WORK REQUIRED: Return every record below exactly; leave out the images.
Segment Start: DATA PROVIDED
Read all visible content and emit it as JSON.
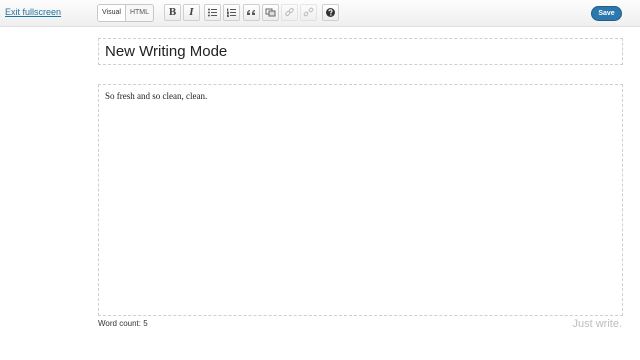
{
  "toolbar": {
    "exit_label": "Exit fullscreen",
    "mode_visual": "Visual",
    "mode_html": "HTML",
    "bold": "B",
    "italic": "I",
    "save_label": "Save"
  },
  "editor": {
    "title": "New Writing Mode",
    "content": "So fresh and so clean, clean."
  },
  "footer": {
    "word_count": "Word count: 5",
    "tagline": "Just write."
  },
  "colors": {
    "link": "#21759b",
    "save_button": "#2c78ad"
  }
}
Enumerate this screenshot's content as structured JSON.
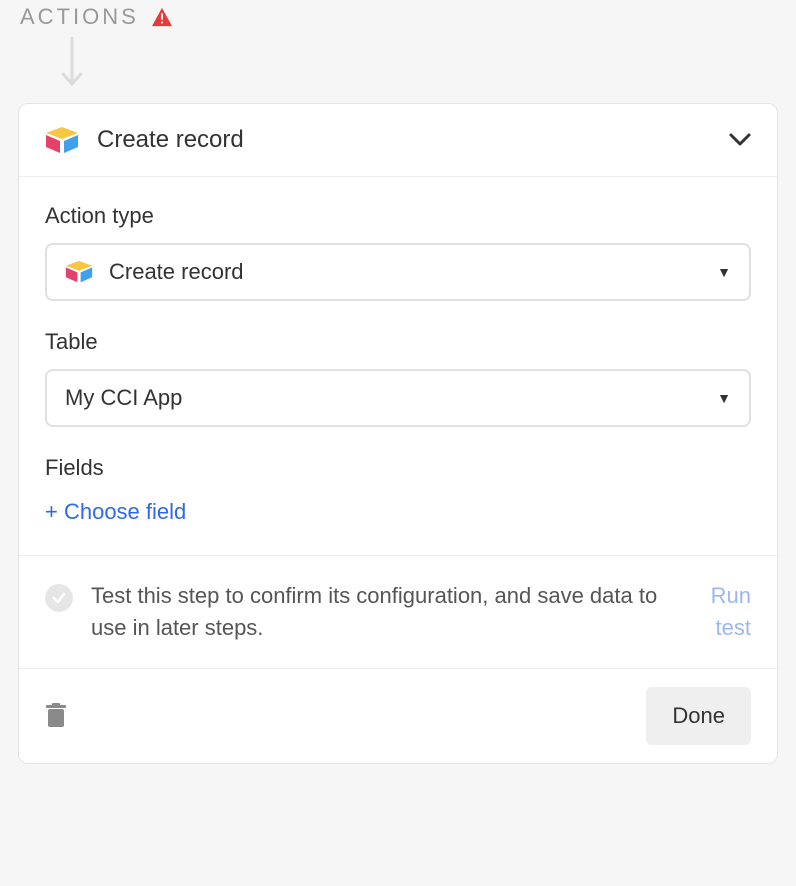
{
  "section": {
    "title": "ACTIONS"
  },
  "action": {
    "header_title": "Create record",
    "action_type_label": "Action type",
    "action_type_value": "Create record",
    "table_label": "Table",
    "table_value": "My CCI App",
    "fields_label": "Fields",
    "choose_field_label": "+ Choose field",
    "test_text": "Test this step to confirm its configuration, and save data to use in later steps.",
    "run_test_label": "Run test",
    "done_label": "Done"
  }
}
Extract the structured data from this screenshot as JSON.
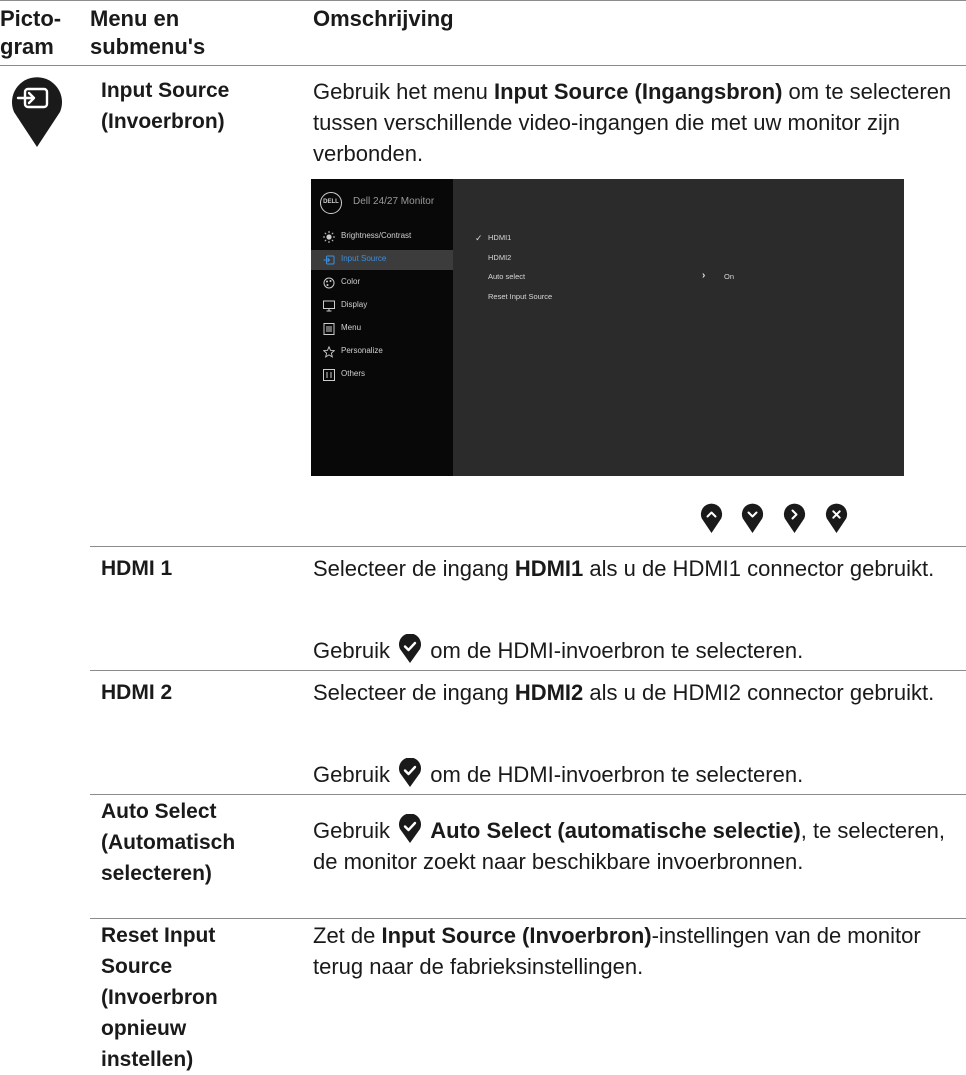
{
  "header": {
    "col1_line1": "Picto-",
    "col1_line2": "gram",
    "col2_line1": "Menu en",
    "col2_line2": "submenu's",
    "col3": "Omschrijving"
  },
  "input_source": {
    "term_line1": "Input Source",
    "term_line2": "(Invoerbron)",
    "desc_pre": "Gebruik het menu ",
    "desc_bold": "Input Source (Ingangsbron)",
    "desc_post": " om te selecteren tussen verschillende video-ingangen die met uw monitor zijn verbonden.",
    "icon": "input-source-icon"
  },
  "osd": {
    "logo": "DELL",
    "title": "Dell 24/27 Monitor",
    "menu": [
      {
        "label": "Brightness/Contrast",
        "icon": "brightness-icon"
      },
      {
        "label": "Input Source",
        "icon": "input-source-icon",
        "active": true
      },
      {
        "label": "Color",
        "icon": "color-icon"
      },
      {
        "label": "Display",
        "icon": "display-icon"
      },
      {
        "label": "Menu",
        "icon": "menu-icon"
      },
      {
        "label": "Personalize",
        "icon": "star-icon"
      },
      {
        "label": "Others",
        "icon": "others-icon"
      }
    ],
    "submenu": [
      "HDMI1",
      "HDMI2",
      "Auto select",
      "Reset Input Source"
    ],
    "auto_select_value": "On",
    "colors": {
      "accent": "#3a8fe0",
      "sidebar": "#080808",
      "panel": "#2b2b2b"
    }
  },
  "nav_buttons": [
    "up-icon",
    "down-icon",
    "right-icon",
    "close-icon"
  ],
  "rows": {
    "hdmi1": {
      "term": "HDMI 1",
      "sel_pre": "Selecteer de ingang ",
      "sel_bold": "HDMI1",
      "sel_post": " als u de HDMI1 connector gebruikt.",
      "use_pre": "Gebruik ",
      "use_post": " om de HDMI-invoerbron te selecteren."
    },
    "hdmi2": {
      "term": "HDMI 2",
      "sel_pre": "Selecteer de ingang ",
      "sel_bold": "HDMI2",
      "sel_post": " als u de HDMI2 connector gebruikt.",
      "use_pre": "Gebruik ",
      "use_post": " om de HDMI-invoerbron te selecteren."
    },
    "auto": {
      "term_line1": "Auto Select",
      "term_line2": "(Automatisch",
      "term_line3": "selecteren)",
      "pre": "Gebruik ",
      "bold": "Auto Select (automatische selectie)",
      "post": ", te selecteren, de monitor zoekt naar beschikbare invoerbronnen."
    },
    "reset": {
      "term_line1": "Reset Input",
      "term_line2": "Source",
      "term_line3": "(Invoerbron",
      "term_line4": "opnieuw",
      "term_line5": "instellen)",
      "pre": "Zet de ",
      "bold": "Input Source (Invoerbron)",
      "post": "-instellingen van de monitor terug naar de fabrieksinstellingen."
    }
  }
}
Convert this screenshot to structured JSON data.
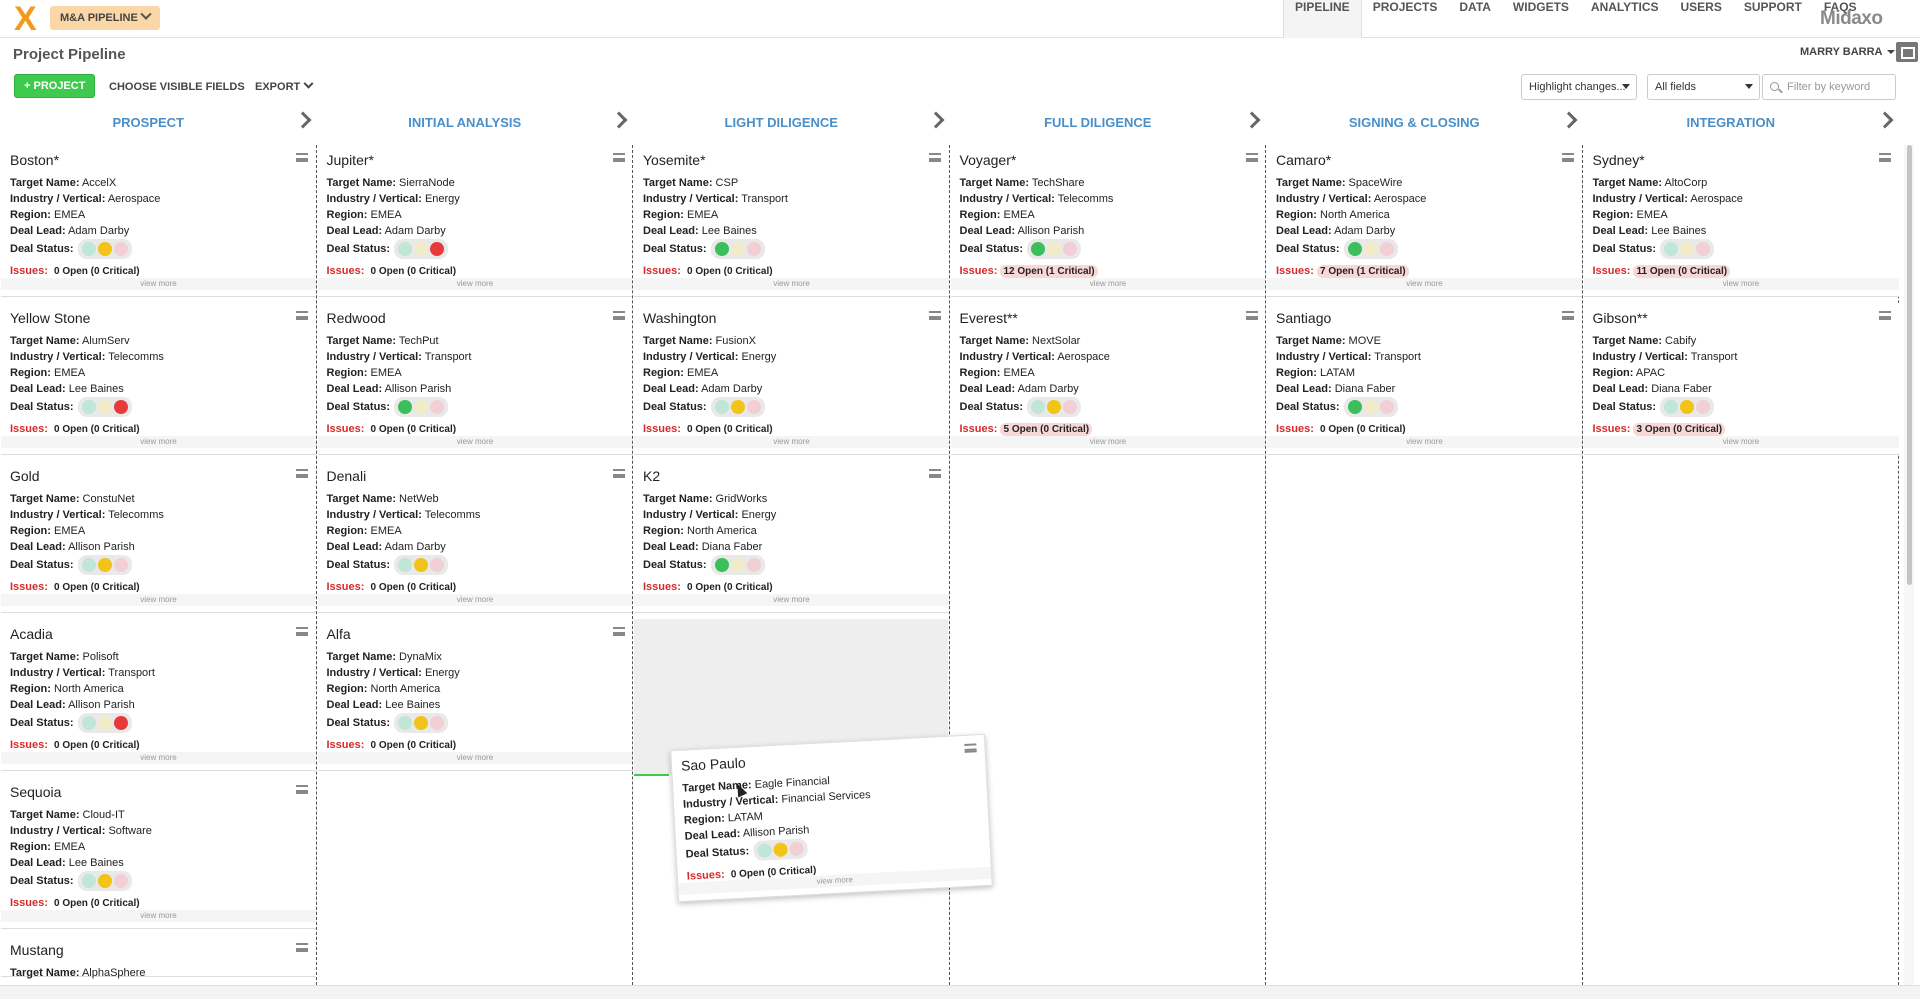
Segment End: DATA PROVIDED
RESPONSE AREA:
Read all visible content and emit it as JSON.
{
  "toolbar": {
    "exit_label": "Exit fullscreen",
    "mode_visual": "Visual",
    "mode_html": "HTML",
    "bold": "B",
    "italic": "I",
    "save_label": "Save"
  },
  "editor": {
    "title": "New Writing Mode",
    "content": "So fresh and so clean, clean."
  },
  "footer": {
    "word_count": "Word count: 5",
    "tagline": "Just write."
  },
  "colors": {
    "link": "#21759b",
    "save_button": "#2c78ad"
  }
}
Enumerate this screenshot's content as structured JSON.
{
  "section": {
    "title": "ACTIONS"
  },
  "action": {
    "header_title": "Create record",
    "action_type_label": "Action type",
    "action_type_value": "Create record",
    "table_label": "Table",
    "table_value": "My CCI App",
    "fields_label": "Fields",
    "choose_field_label": "+ Choose field",
    "test_text": "Test this step to confirm its configuration, and save data to use in later steps.",
    "run_test_label": "Run test",
    "done_label": "Done"
  }
}
Extract the structured data from this screenshot as JSON.
{
  "header": {
    "col1_line1": "Picto-",
    "col1_line2": "gram",
    "col2_line1": "Menu en",
    "col2_line2": "submenu's",
    "col3": "Omschrijving"
  },
  "input_source": {
    "term_line1": "Input Source",
    "term_line2": "(Invoerbron)",
    "desc_pre": "Gebruik het menu ",
    "desc_bold": "Input Source (Ingangsbron)",
    "desc_post": " om te selecteren tussen verschillende video-ingangen die met uw monitor zijn verbonden.",
    "icon": "input-source-icon"
  },
  "osd": {
    "logo": "DELL",
    "title": "Dell 24/27 Monitor",
    "menu": [
      {
        "label": "Brightness/Contrast",
        "icon": "brightness-icon"
      },
      {
        "label": "Input Source",
        "icon": "input-source-icon",
        "active": true
      },
      {
        "label": "Color",
        "icon": "color-icon"
      },
      {
        "label": "Display",
        "icon": "display-icon"
      },
      {
        "label": "Menu",
        "icon": "menu-icon"
      },
      {
        "label": "Personalize",
        "icon": "star-icon"
      },
      {
        "label": "Others",
        "icon": "others-icon"
      }
    ],
    "submenu": [
      "HDMI1",
      "HDMI2",
      "Auto select",
      "Reset Input Source"
    ],
    "auto_select_value": "On",
    "colors": {
      "accent": "#3a8fe0",
      "sidebar": "#080808",
      "panel": "#2b2b2b"
    }
  },
  "nav_buttons": [
    "up-icon",
    "down-icon",
    "right-icon",
    "close-icon"
  ],
  "rows": {
    "hdmi1": {
      "term": "HDMI 1",
      "sel_pre": "Selecteer de ingang ",
      "sel_bold": "HDMI1",
      "sel_post": " als u de HDMI1 connector gebruikt.",
      "use_pre": "Gebruik ",
      "use_post": " om de HDMI-invoerbron te selecteren."
    },
    "hdmi2": {
      "term": "HDMI 2",
      "sel_pre": "Selecteer de ingang ",
      "sel_bold": "HDMI2",
      "sel_post": " als u de HDMI2 connector gebruikt.",
      "use_pre": "Gebruik ",
      "use_post": " om de HDMI-invoerbron te selecteren."
    },
    "auto": {
      "term_line1": "Auto Select",
      "term_line2": "(Automatisch",
      "term_line3": "selecteren)",
      "pre": "Gebruik ",
      "bold": "Auto Select (automatische selectie)",
      "post": ", te selecteren, de monitor zoekt naar beschikbare invoerbronnen."
    },
    "reset": {
      "term_line1": "Reset Input",
      "term_line2": "Source",
      "term_line3": "(Invoerbron",
      "term_line4": "opnieuw",
      "term_line5": "instellen)",
      "pre": "Zet de ",
      "bold": "Input Source (Invoerbron)",
      "post": "-instellingen van de monitor terug naar de fabrieksinstellingen."
    }
  }
}
Convert this screenshot to structured JSON data.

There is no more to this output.